— Task brief —
Your task is to filter the entries and copy every line containing the string "title".

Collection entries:
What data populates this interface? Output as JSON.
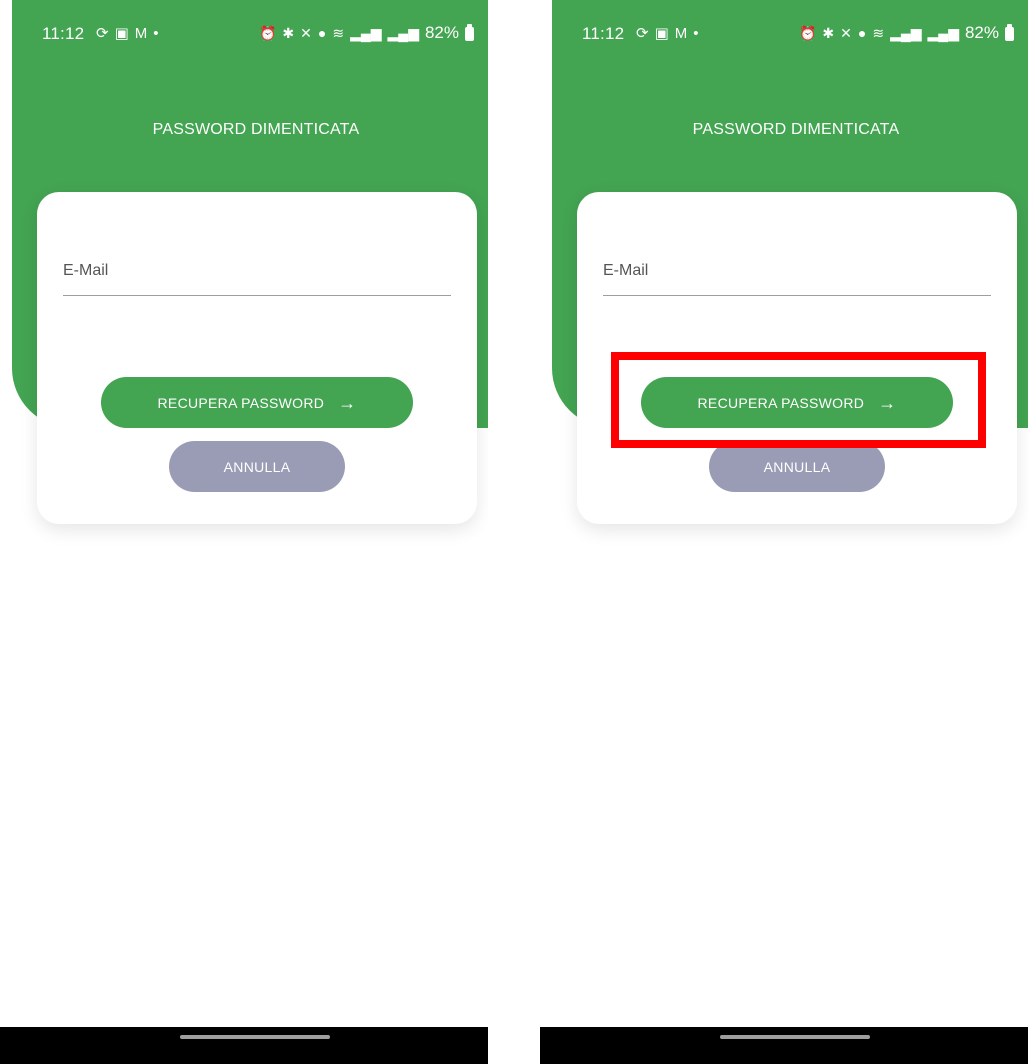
{
  "screens": [
    {
      "status_bar": {
        "time": "11:12",
        "battery": "82%"
      },
      "title": "PASSWORD DIMENTICATA",
      "email_label": "E-Mail",
      "primary_button": "RECUPERA PASSWORD",
      "primary_button_icon": "→",
      "secondary_button": "ANNULLA"
    },
    {
      "status_bar": {
        "time": "11:12",
        "battery": "82%"
      },
      "title": "PASSWORD DIMENTICATA",
      "email_label": "E-Mail",
      "primary_button": "RECUPERA PASSWORD",
      "primary_button_icon": "→",
      "secondary_button": "ANNULLA"
    }
  ],
  "colors": {
    "header_green": "#43a452",
    "primary_button": "#43a452",
    "secondary_button": "#9a9cb5",
    "highlight": "#ff0000"
  },
  "icons": {
    "status_left": [
      "sync-icon",
      "gallery-icon",
      "gmail-icon",
      "dot-icon"
    ],
    "status_right": [
      "alarm-icon",
      "bluetooth-icon",
      "mute-icon",
      "location-icon",
      "wifi-icon",
      "signal-icon",
      "signal-icon",
      "battery-icon"
    ]
  }
}
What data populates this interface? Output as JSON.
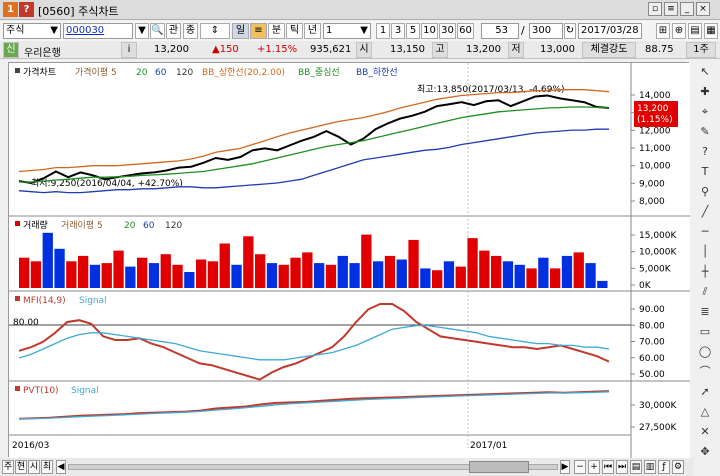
{
  "window": {
    "title": "[0560] 주식차트",
    "icons": {
      "num1": "1",
      "num2": "?"
    }
  },
  "toolbar": {
    "market": "주식",
    "code": "000030",
    "buttons": [
      "관",
      "종"
    ],
    "period_buttons": [
      "일",
      "주",
      "월",
      "분",
      "틱",
      "년"
    ],
    "minute_value": "1",
    "intervals": [
      "1",
      "3",
      "5",
      "10",
      "30",
      "60"
    ],
    "count_value": "53",
    "total_value": "300",
    "date_value": "2017/03/28"
  },
  "quote": {
    "badge": "신",
    "name": "우리은행",
    "info_icon": "i",
    "price": "13,200",
    "change": "▲150",
    "change_pct": "+1.15%",
    "volume": "935,621",
    "open_label": "시",
    "open": "13,150",
    "high_label": "고",
    "high": "13,200",
    "low_label": "저",
    "low": "13,000",
    "strength_label": "체결강도",
    "strength": "88.75",
    "unit": "1주"
  },
  "price_panel": {
    "legend": [
      "가격차트",
      "가격이평 5",
      "20",
      "60",
      "120",
      "BB_상한선(20,2.00)",
      "BB_중심선",
      "BB_하한선"
    ],
    "max_label": "최고:13,850(2017/03/13, -4.69%)",
    "min_label": "최저:9,250(2016/04/04, +42.70%)",
    "current_price": "13,200",
    "current_pct": "(1.15%)",
    "y_ticks": [
      "14,000",
      "13,000",
      "12,000",
      "11,000",
      "10,000",
      "9,000",
      "8,000"
    ]
  },
  "volume_panel": {
    "legend": [
      "거래량",
      "거래이평 5",
      "20",
      "60",
      "120"
    ],
    "y_ticks": [
      "15,000K",
      "10,000K",
      "5,000K",
      "0K"
    ]
  },
  "mfi_panel": {
    "legend": [
      "MFI(14,9)",
      "Signal"
    ],
    "level_label": "80.00",
    "y_ticks": [
      "90.00",
      "80.00",
      "70.00",
      "60.00",
      "50.00"
    ]
  },
  "pvt_panel": {
    "legend": [
      "PVT(10)",
      "Signal"
    ],
    "y_ticks": [
      "30,000K",
      "27,500K"
    ]
  },
  "x_axis": {
    "labels": [
      "2016/03",
      "2017/01"
    ]
  },
  "bottom": {
    "tabs": [
      "주",
      "현",
      "시",
      "최"
    ]
  },
  "colors": {
    "price_black": "#000000",
    "ma5": "#8b5a2b",
    "ma20": "#1f8f1f",
    "bb_upper": "#d2691e",
    "bb_lower": "#1e3cb4",
    "up": "#e00000",
    "down": "#0030e0",
    "mfi": "#c0392b",
    "signal": "#3fa9d6"
  },
  "chart_data": [
    {
      "type": "line",
      "title": "가격차트",
      "ylim": [
        8000,
        14500
      ],
      "series": [
        {
          "name": "가격차트",
          "values": [
            9400,
            9300,
            9550,
            9900,
            9600,
            9850,
            9700,
            9500,
            9600,
            9700,
            9800,
            9850,
            9950,
            10100,
            10150,
            10350,
            10600,
            10500,
            10650,
            11000,
            11100,
            11000,
            11250,
            11500,
            11700,
            12000,
            11700,
            11300,
            11600,
            12100,
            12400,
            12650,
            12800,
            13000,
            13300,
            13400,
            13500,
            13350,
            13550,
            13600,
            13300,
            13550,
            13800,
            13850,
            13700,
            13600,
            13500,
            13250,
            13200
          ]
        },
        {
          "name": "20",
          "values": [
            9350,
            9350,
            9400,
            9450,
            9500,
            9550,
            9600,
            9600,
            9620,
            9650,
            9700,
            9720,
            9760,
            9800,
            9850,
            9900,
            10000,
            10100,
            10200,
            10300,
            10450,
            10600,
            10750,
            10900,
            11050,
            11200,
            11300,
            11400,
            11500,
            11650,
            11800,
            11950,
            12100,
            12250,
            12400,
            12550,
            12700,
            12800,
            12900,
            13000,
            13050,
            13100,
            13150,
            13200,
            13220,
            13250,
            13250,
            13230,
            13200
          ]
        },
        {
          "name": "BB_상한선(20,2.00)",
          "values": [
            9900,
            9950,
            10000,
            10100,
            10100,
            10150,
            10200,
            10200,
            10200,
            10250,
            10300,
            10350,
            10400,
            10450,
            10550,
            10700,
            10900,
            11000,
            11100,
            11300,
            11500,
            11700,
            11900,
            12050,
            12200,
            12350,
            12500,
            12600,
            12700,
            12850,
            13000,
            13200,
            13350,
            13500,
            13650,
            13750,
            13850,
            13900,
            13950,
            14000,
            14000,
            14050,
            14100,
            14100,
            14150,
            14150,
            14150,
            14100,
            14050
          ]
        },
        {
          "name": "BB_하한선",
          "values": [
            8900,
            8850,
            8800,
            8850,
            8800,
            8800,
            8850,
            8900,
            8950,
            8950,
            9000,
            9000,
            9050,
            9100,
            9100,
            9050,
            9050,
            9100,
            9150,
            9200,
            9250,
            9300,
            9400,
            9500,
            9700,
            9900,
            10100,
            10300,
            10500,
            10600,
            10700,
            10800,
            10900,
            11000,
            11050,
            11150,
            11300,
            11400,
            11500,
            11600,
            11700,
            11800,
            11900,
            11950,
            12000,
            12050,
            12050,
            12100,
            12100
          ]
        }
      ]
    },
    {
      "type": "bar",
      "title": "거래량",
      "ylim": [
        0,
        16000
      ],
      "values": [
        8500,
        7500,
        15500,
        11000,
        7500,
        9000,
        6500,
        7000,
        10500,
        6000,
        8500,
        7000,
        9500,
        6500,
        4500,
        8000,
        7500,
        12500,
        6500,
        14500,
        9500,
        7000,
        6500,
        8500,
        10000,
        7000,
        6500,
        9000,
        7000,
        15000,
        7500,
        9000,
        8000,
        13500,
        5500,
        5000,
        7500,
        6000,
        14000,
        10500,
        9000,
        7500,
        6500,
        5500,
        8500,
        5500,
        9000,
        10000,
        7000,
        2000
      ],
      "colors": [
        "up",
        "up",
        "down",
        "down",
        "up",
        "up",
        "down",
        "up",
        "up",
        "down",
        "up",
        "down",
        "up",
        "up",
        "down",
        "up",
        "up",
        "up",
        "down",
        "up",
        "up",
        "down",
        "up",
        "up",
        "up",
        "down",
        "up",
        "down",
        "down",
        "up",
        "down",
        "up",
        "down",
        "up",
        "down",
        "up",
        "down",
        "up",
        "up",
        "up",
        "up",
        "down",
        "down",
        "up",
        "down",
        "up",
        "down",
        "up",
        "down",
        "down"
      ]
    },
    {
      "type": "line",
      "title": "MFI(14,9)",
      "ylim": [
        45,
        95
      ],
      "series": [
        {
          "name": "MFI(14,9)",
          "values": [
            64,
            66,
            69,
            74,
            80,
            81,
            79,
            72,
            70,
            70,
            71,
            68,
            66,
            63,
            60,
            57,
            56,
            54,
            52,
            50,
            48,
            52,
            55,
            57,
            60,
            63,
            66,
            72,
            80,
            87,
            90,
            90,
            86,
            80,
            76,
            72,
            71,
            70,
            69,
            68,
            67,
            66,
            66,
            65,
            66,
            67,
            65,
            63,
            61,
            58
          ]
        },
        {
          "name": "Signal",
          "values": [
            60,
            62,
            65,
            68,
            71,
            73,
            74,
            74,
            73,
            72,
            71,
            70,
            69,
            68,
            66,
            64,
            63,
            62,
            61,
            60,
            59,
            59,
            59,
            60,
            61,
            62,
            63,
            65,
            67,
            70,
            73,
            76,
            77,
            78,
            78,
            77,
            76,
            75,
            74,
            72,
            71,
            70,
            69,
            68,
            68,
            67,
            67,
            66,
            66,
            65
          ]
        }
      ]
    },
    {
      "type": "line",
      "title": "PVT(10)",
      "ylim": [
        26500,
        31000
      ],
      "series": [
        {
          "name": "PVT(10)",
          "values": [
            27700,
            27750,
            27800,
            27900,
            28000,
            28050,
            28100,
            28150,
            28250,
            28300,
            28350,
            28400,
            28500,
            28700,
            28800,
            28900,
            29100,
            29250,
            29300,
            29350,
            29450,
            29550,
            29650,
            29700,
            29750,
            29800,
            29850,
            29900,
            29950,
            30000,
            30050,
            30100,
            30150,
            30200,
            30250,
            30300,
            30250,
            30300,
            30350,
            30400
          ]
        },
        {
          "name": "Signal",
          "values": [
            27700,
            27720,
            27760,
            27820,
            27900,
            27960,
            28020,
            28080,
            28150,
            28220,
            28280,
            28340,
            28420,
            28540,
            28650,
            28780,
            28920,
            29060,
            29180,
            29260,
            29340,
            29420,
            29500,
            29580,
            29640,
            29700,
            29760,
            29820,
            29870,
            29920,
            29970,
            30020,
            30070,
            30120,
            30170,
            30220,
            30230,
            30250,
            30290,
            30330
          ]
        }
      ]
    }
  ]
}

— Completed task —
      "title": "PASSWORD DIMENTICATA",
      "title": "PASSWORD DIMENTICATA",
    "title": "[0560] 주식차트",
      "title": "가격차트",
      "title": "거래량",
      "title": "MFI(14,9)",
      "title": "PVT(10)",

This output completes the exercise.